Exercise aim — Without including any picture, repeat the records below exactly.

Working data —
========

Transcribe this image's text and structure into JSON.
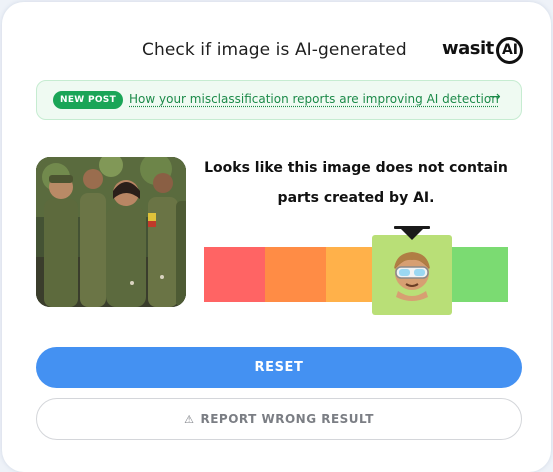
{
  "header": {
    "title": "Check if image is AI-generated",
    "logo_text": "wasit",
    "logo_badge": "AI"
  },
  "banner": {
    "badge": "NEW POST",
    "link_text": "How your misclassification reports are improving AI detection",
    "arrow": "→"
  },
  "result": {
    "message": "Looks like this image does not contain parts created by AI.",
    "scale_colors": [
      "#ff6464",
      "#ff8c45",
      "#ffb14a",
      "#b9df77",
      "#7bdb72"
    ],
    "selected_segment": 4,
    "selected_segment_count": 5,
    "indicator_icon": "avatar-with-vr-goggles-icon"
  },
  "image": {
    "description_icon": "uploaded-photo"
  },
  "actions": {
    "reset_label": "RESET",
    "report_label": "REPORT WRONG RESULT",
    "report_icon": "warning-triangle-icon"
  }
}
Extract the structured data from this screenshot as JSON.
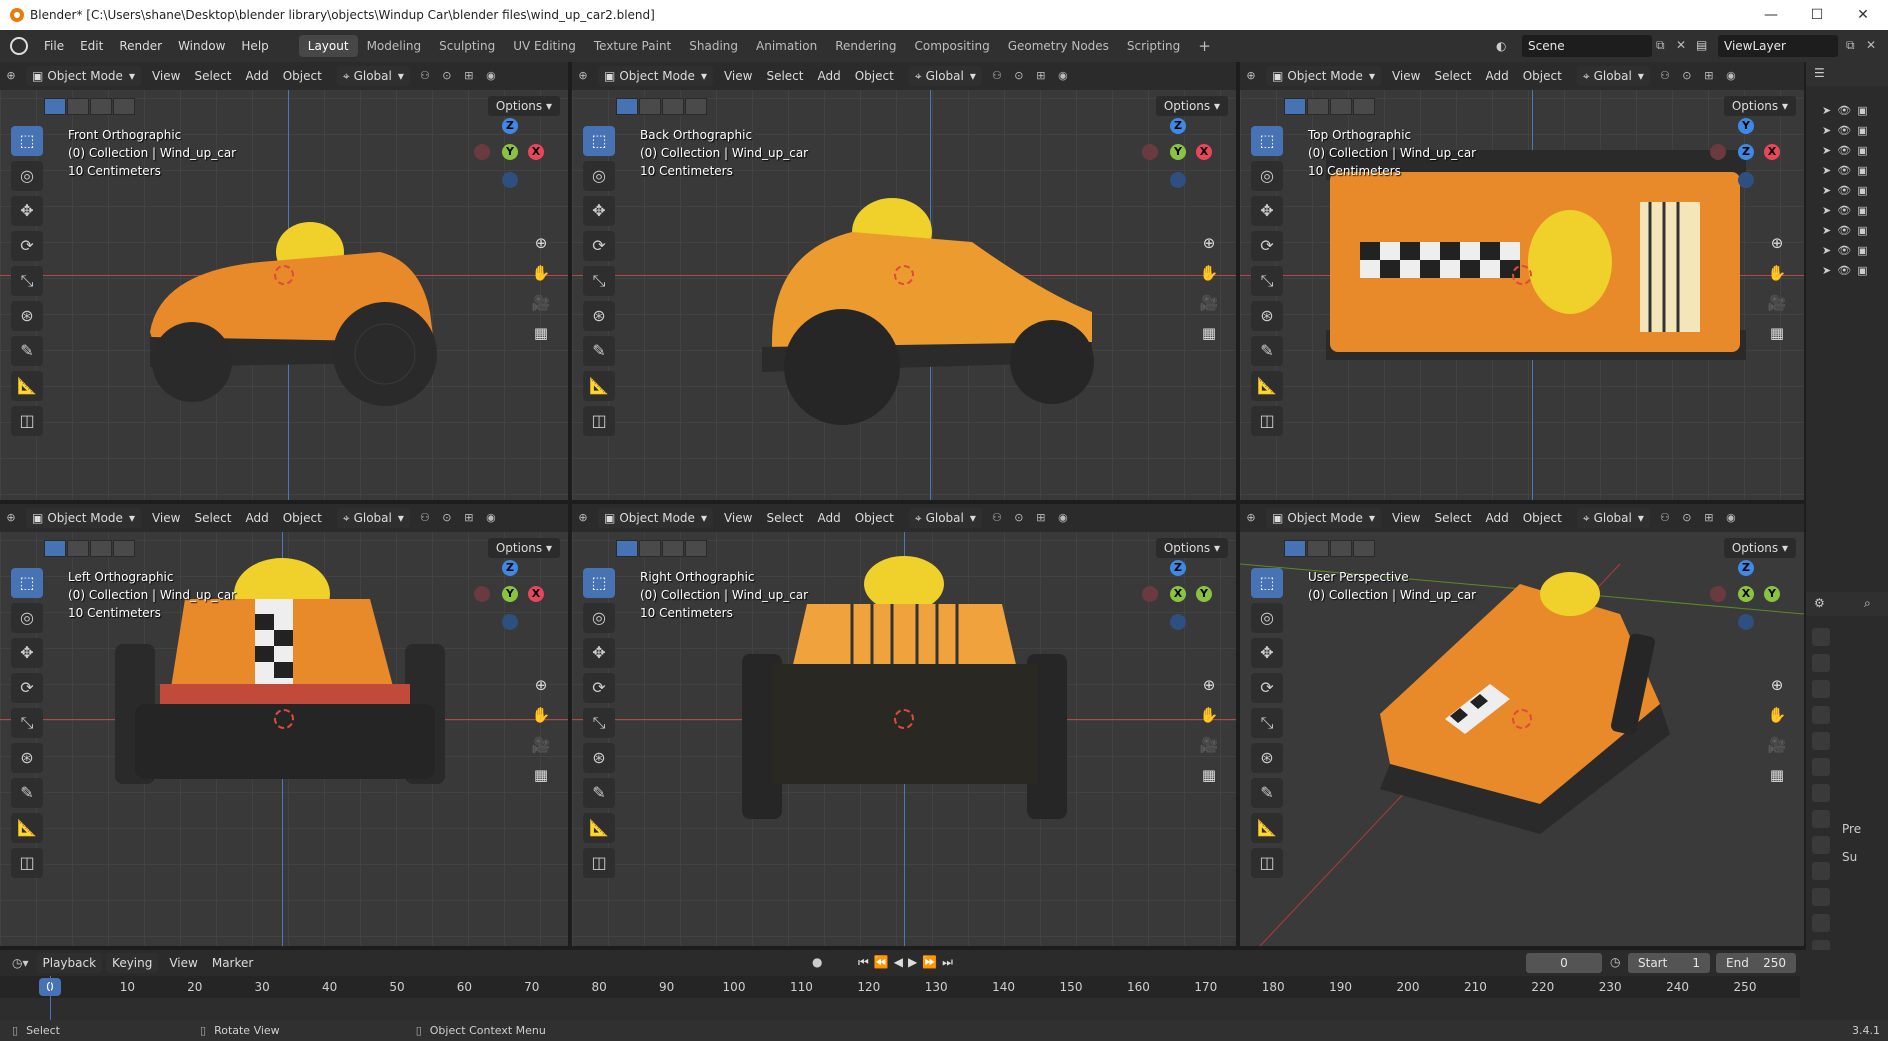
{
  "window": {
    "title": "Blender* [C:\\Users\\shane\\Desktop\\blender library\\objects\\Windup Car\\blender files\\wind_up_car2.blend]",
    "minimize": "—",
    "maximize": "☐",
    "close": "✕"
  },
  "menus": [
    "File",
    "Edit",
    "Render",
    "Window",
    "Help"
  ],
  "workspaces": [
    "Layout",
    "Modeling",
    "Sculpting",
    "UV Editing",
    "Texture Paint",
    "Shading",
    "Animation",
    "Rendering",
    "Compositing",
    "Geometry Nodes",
    "Scripting"
  ],
  "active_workspace": "Layout",
  "add_workspace": "+",
  "scene": "Scene",
  "view_layer": "ViewLayer",
  "viewport_header": {
    "mode": "Object Mode",
    "menus": [
      "View",
      "Select",
      "Add",
      "Object"
    ],
    "orientation": "Global",
    "options": "Options"
  },
  "viewports": [
    {
      "view": "Front Orthographic",
      "collection": "(0) Collection | Wind_up_car",
      "scale": "10 Centimeters",
      "gizmo": [
        "Z",
        "Y",
        "X"
      ]
    },
    {
      "view": "Back Orthographic",
      "collection": "(0) Collection | Wind_up_car",
      "scale": "10 Centimeters",
      "gizmo": [
        "Z",
        "Y",
        "X"
      ]
    },
    {
      "view": "Top Orthographic",
      "collection": "(0) Collection | Wind_up_car",
      "scale": "10 Centimeters",
      "gizmo": [
        "Y",
        "Z",
        "X"
      ]
    },
    {
      "view": "Left Orthographic",
      "collection": "(0) Collection | Wind_up_car",
      "scale": "10 Centimeters",
      "gizmo": [
        "Z",
        "Y",
        "X"
      ]
    },
    {
      "view": "Right Orthographic",
      "collection": "(0) Collection | Wind_up_car",
      "scale": "10 Centimeters",
      "gizmo": [
        "Z",
        "X",
        "Y"
      ]
    },
    {
      "view": "User Perspective",
      "collection": "(0) Collection | Wind_up_car",
      "scale": "",
      "gizmo": [
        "Z",
        "X",
        "Y"
      ]
    }
  ],
  "timeline": {
    "menus": [
      "Playback",
      "Keying",
      "View",
      "Marker"
    ],
    "current_frame": "0",
    "start_label": "Start",
    "start": "1",
    "end_label": "End",
    "end": "250",
    "ruler": [
      "0",
      "10",
      "20",
      "30",
      "40",
      "50",
      "60",
      "70",
      "80",
      "90",
      "100",
      "110",
      "120",
      "130",
      "140",
      "150",
      "160",
      "170",
      "180",
      "190",
      "200",
      "210",
      "220",
      "230",
      "240",
      "250"
    ]
  },
  "properties_labels": [
    "Pre",
    "Su"
  ],
  "status": {
    "select": "Select",
    "rotate": "Rotate View",
    "context": "Object Context Menu",
    "version": "3.4.1"
  },
  "colors": {
    "accent": "#4772b3",
    "x_axis": "#e8475a",
    "y_axis": "#8ac33f",
    "z_axis": "#3d8ae6",
    "car_orange": "#e8892a"
  }
}
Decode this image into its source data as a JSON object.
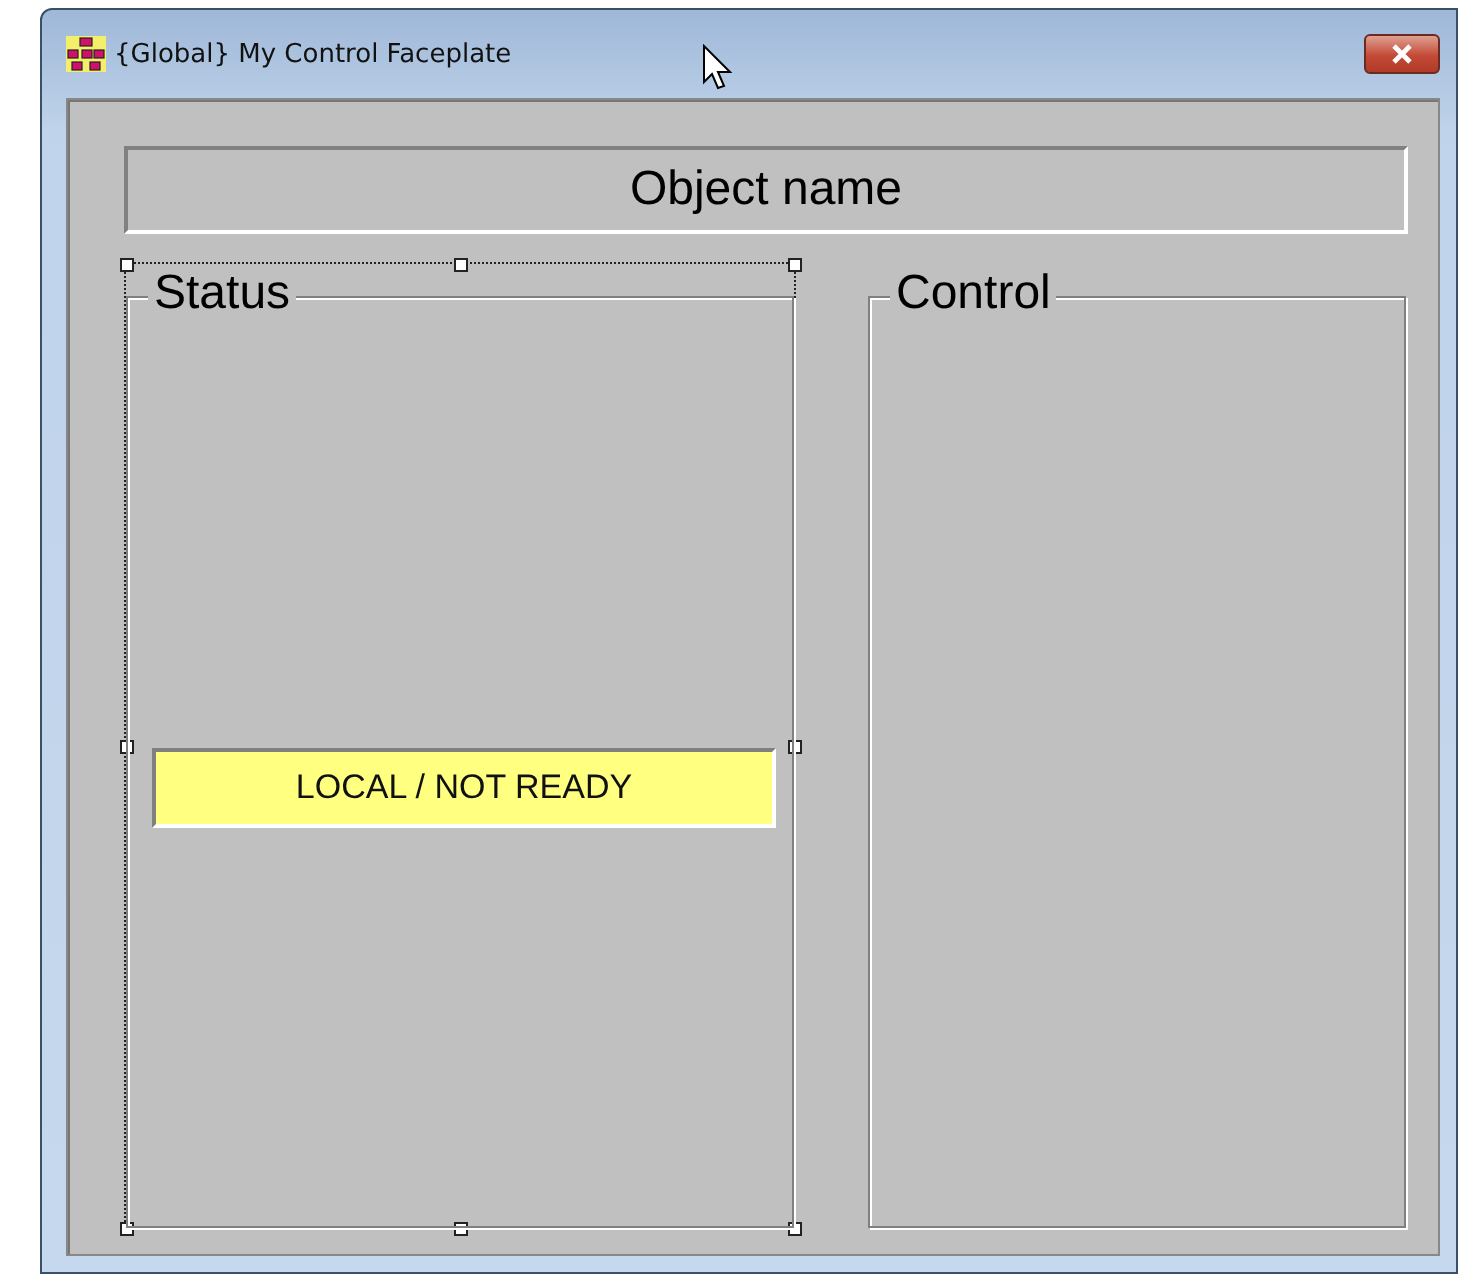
{
  "window": {
    "title": "{Global} My Control Faceplate"
  },
  "object_name": "Object name",
  "groups": [
    {
      "title": "Status",
      "selected": true,
      "indicator": "LOCAL / NOT READY"
    },
    {
      "title": "Control",
      "selected": false
    }
  ]
}
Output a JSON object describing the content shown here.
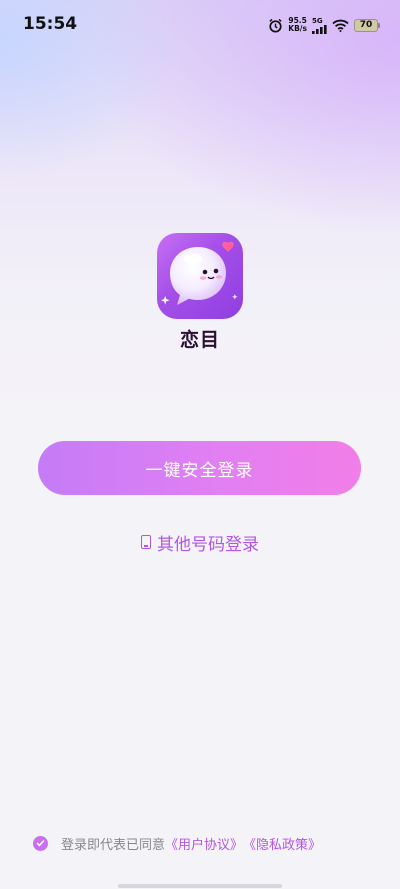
{
  "status_bar": {
    "time": "15:54",
    "speed_value": "95.5",
    "speed_unit": "KB/s",
    "network": "5G",
    "battery": "70",
    "icons": [
      "alarm-icon",
      "signal-icon",
      "wifi-icon",
      "battery-icon"
    ]
  },
  "app": {
    "name": "恋目",
    "logo_icon": "ghost-chat-bubble-icon"
  },
  "login": {
    "one_click_label": "一键安全登录",
    "other_phone_label": "其他号码登录",
    "other_phone_icon": "phone-icon"
  },
  "agreement": {
    "checked": true,
    "prefix": "登录即代表已同意",
    "user_agreement": "《用户协议》",
    "privacy_policy": "《隐私政策》"
  },
  "colors": {
    "accent": "#b356e2",
    "button_start": "#c47cf6",
    "button_end": "#f27ee7"
  }
}
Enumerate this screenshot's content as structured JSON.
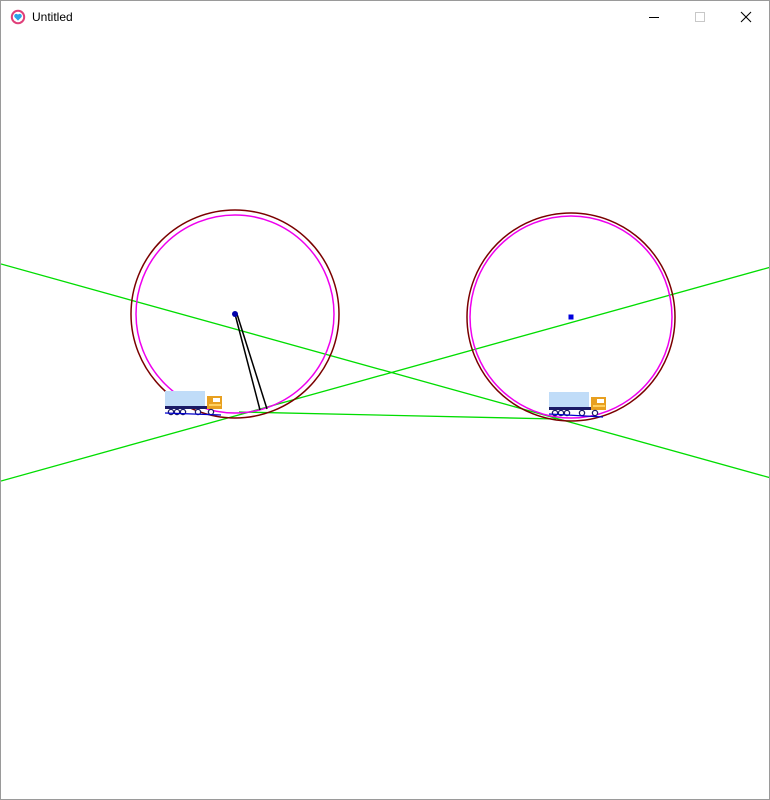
{
  "window": {
    "title": "Untitled",
    "app_icon": "heart-app-icon",
    "controls": {
      "minimize_icon": "minimize-icon",
      "maximize_icon": "maximize-icon",
      "close_icon": "close-icon"
    }
  },
  "scene": {
    "background": "#ffffff",
    "colors": {
      "outer_ring": "#7a0000",
      "inner_ring": "#ee00ee",
      "guide_line": "#00dd00",
      "center_dot": "#0000aa",
      "spoke": "#000000",
      "truck_cab": "#e8a020",
      "truck_box": "#c0dcf8"
    },
    "objects": [
      "wheel-left",
      "wheel-right",
      "truck-left",
      "truck-right",
      "green-lines",
      "pendulum"
    ]
  }
}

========

Answer box —
Transcribe this image's text and structure into JSON.
{
  "header": {
    "title": "Check if image is AI-generated",
    "logo_text": "wasit",
    "logo_badge": "AI"
  },
  "banner": {
    "badge": "NEW POST",
    "link_text": "How your misclassification reports are improving AI detection",
    "arrow": "→"
  },
  "result": {
    "message": "Looks like this image does not contain parts created by AI.",
    "scale_colors": [
      "#ff6464",
      "#ff8c45",
      "#ffb14a",
      "#b9df77",
      "#7bdb72"
    ],
    "selected_segment": 4,
    "selected_segment_count": 5,
    "indicator_icon": "avatar-with-vr-goggles-icon"
  },
  "image": {
    "description_icon": "uploaded-photo"
  },
  "actions": {
    "reset_label": "RESET",
    "report_label": "REPORT WRONG RESULT",
    "report_icon": "warning-triangle-icon"
  }
}
Extract the structured data from this screenshot as JSON.
{
  "window": {
    "title": "Blender* [C:\\Users\\shane\\Desktop\\blender library\\objects\\Windup Car\\blender files\\wind_up_car2.blend]",
    "minimize": "—",
    "maximize": "☐",
    "close": "✕"
  },
  "menus": [
    "File",
    "Edit",
    "Render",
    "Window",
    "Help"
  ],
  "workspaces": [
    "Layout",
    "Modeling",
    "Sculpting",
    "UV Editing",
    "Texture Paint",
    "Shading",
    "Animation",
    "Rendering",
    "Compositing",
    "Geometry Nodes",
    "Scripting"
  ],
  "active_workspace": "Layout",
  "add_workspace": "+",
  "scene": "Scene",
  "view_layer": "ViewLayer",
  "viewport_header": {
    "mode": "Object Mode",
    "menus": [
      "View",
      "Select",
      "Add",
      "Object"
    ],
    "orientation": "Global",
    "options": "Options"
  },
  "viewports": [
    {
      "view": "Front Orthographic",
      "collection": "(0) Collection | Wind_up_car",
      "scale": "10 Centimeters",
      "gizmo": [
        "Z",
        "Y",
        "X"
      ]
    },
    {
      "view": "Back Orthographic",
      "collection": "(0) Collection | Wind_up_car",
      "scale": "10 Centimeters",
      "gizmo": [
        "Z",
        "Y",
        "X"
      ]
    },
    {
      "view": "Top Orthographic",
      "collection": "(0) Collection | Wind_up_car",
      "scale": "10 Centimeters",
      "gizmo": [
        "Y",
        "Z",
        "X"
      ]
    },
    {
      "view": "Left Orthographic",
      "collection": "(0) Collection | Wind_up_car",
      "scale": "10 Centimeters",
      "gizmo": [
        "Z",
        "Y",
        "X"
      ]
    },
    {
      "view": "Right Orthographic",
      "collection": "(0) Collection | Wind_up_car",
      "scale": "10 Centimeters",
      "gizmo": [
        "Z",
        "X",
        "Y"
      ]
    },
    {
      "view": "User Perspective",
      "collection": "(0) Collection | Wind_up_car",
      "scale": "",
      "gizmo": [
        "Z",
        "X",
        "Y"
      ]
    }
  ],
  "timeline": {
    "menus": [
      "Playback",
      "Keying",
      "View",
      "Marker"
    ],
    "current_frame": "0",
    "start_label": "Start",
    "start": "1",
    "end_label": "End",
    "end": "250",
    "ruler": [
      "0",
      "10",
      "20",
      "30",
      "40",
      "50",
      "60",
      "70",
      "80",
      "90",
      "100",
      "110",
      "120",
      "130",
      "140",
      "150",
      "160",
      "170",
      "180",
      "190",
      "200",
      "210",
      "220",
      "230",
      "240",
      "250"
    ]
  },
  "properties_labels": [
    "Pre",
    "Su"
  ],
  "status": {
    "select": "Select",
    "rotate": "Rotate View",
    "context": "Object Context Menu",
    "version": "3.4.1"
  },
  "colors": {
    "accent": "#4772b3",
    "x_axis": "#e8475a",
    "y_axis": "#8ac33f",
    "z_axis": "#3d8ae6",
    "car_orange": "#e8892a"
  }
}
Decode this image into its source data as a JSON object.
{
  "window": {
    "title": "{Global} My Control Faceplate"
  },
  "object_name": "Object name",
  "groups": [
    {
      "title": "Status",
      "selected": true,
      "indicator": "LOCAL / NOT READY"
    },
    {
      "title": "Control",
      "selected": false
    }
  ]
}
Output a JSON object describing the content shown here.
{
  "status_bar": {
    "time": "15:54",
    "speed_value": "95.5",
    "speed_unit": "KB/s",
    "network": "5G",
    "battery": "70",
    "icons": [
      "alarm-icon",
      "signal-icon",
      "wifi-icon",
      "battery-icon"
    ]
  },
  "app": {
    "name": "恋目",
    "logo_icon": "ghost-chat-bubble-icon"
  },
  "login": {
    "one_click_label": "一键安全登录",
    "other_phone_label": "其他号码登录",
    "other_phone_icon": "phone-icon"
  },
  "agreement": {
    "checked": true,
    "prefix": "登录即代表已同意",
    "user_agreement": "《用户协议》",
    "privacy_policy": "《隐私政策》"
  },
  "colors": {
    "accent": "#b356e2",
    "button_start": "#c47cf6",
    "button_end": "#f27ee7"
  }
}
Enumerate this screenshot's content as structured JSON.
{
  "window": {
    "title": "Untitled",
    "app_icon": "heart-app-icon",
    "controls": {
      "minimize_icon": "minimize-icon",
      "maximize_icon": "maximize-icon",
      "close_icon": "close-icon"
    }
  },
  "scene": {
    "background": "#ffffff",
    "colors": {
      "outer_ring": "#7a0000",
      "inner_ring": "#ee00ee",
      "guide_line": "#00dd00",
      "center_dot": "#0000aa",
      "spoke": "#000000",
      "truck_cab": "#e8a020",
      "truck_box": "#c0dcf8"
    },
    "objects": [
      "wheel-left",
      "wheel-right",
      "truck-left",
      "truck-right",
      "green-lines",
      "pendulum"
    ]
  }
}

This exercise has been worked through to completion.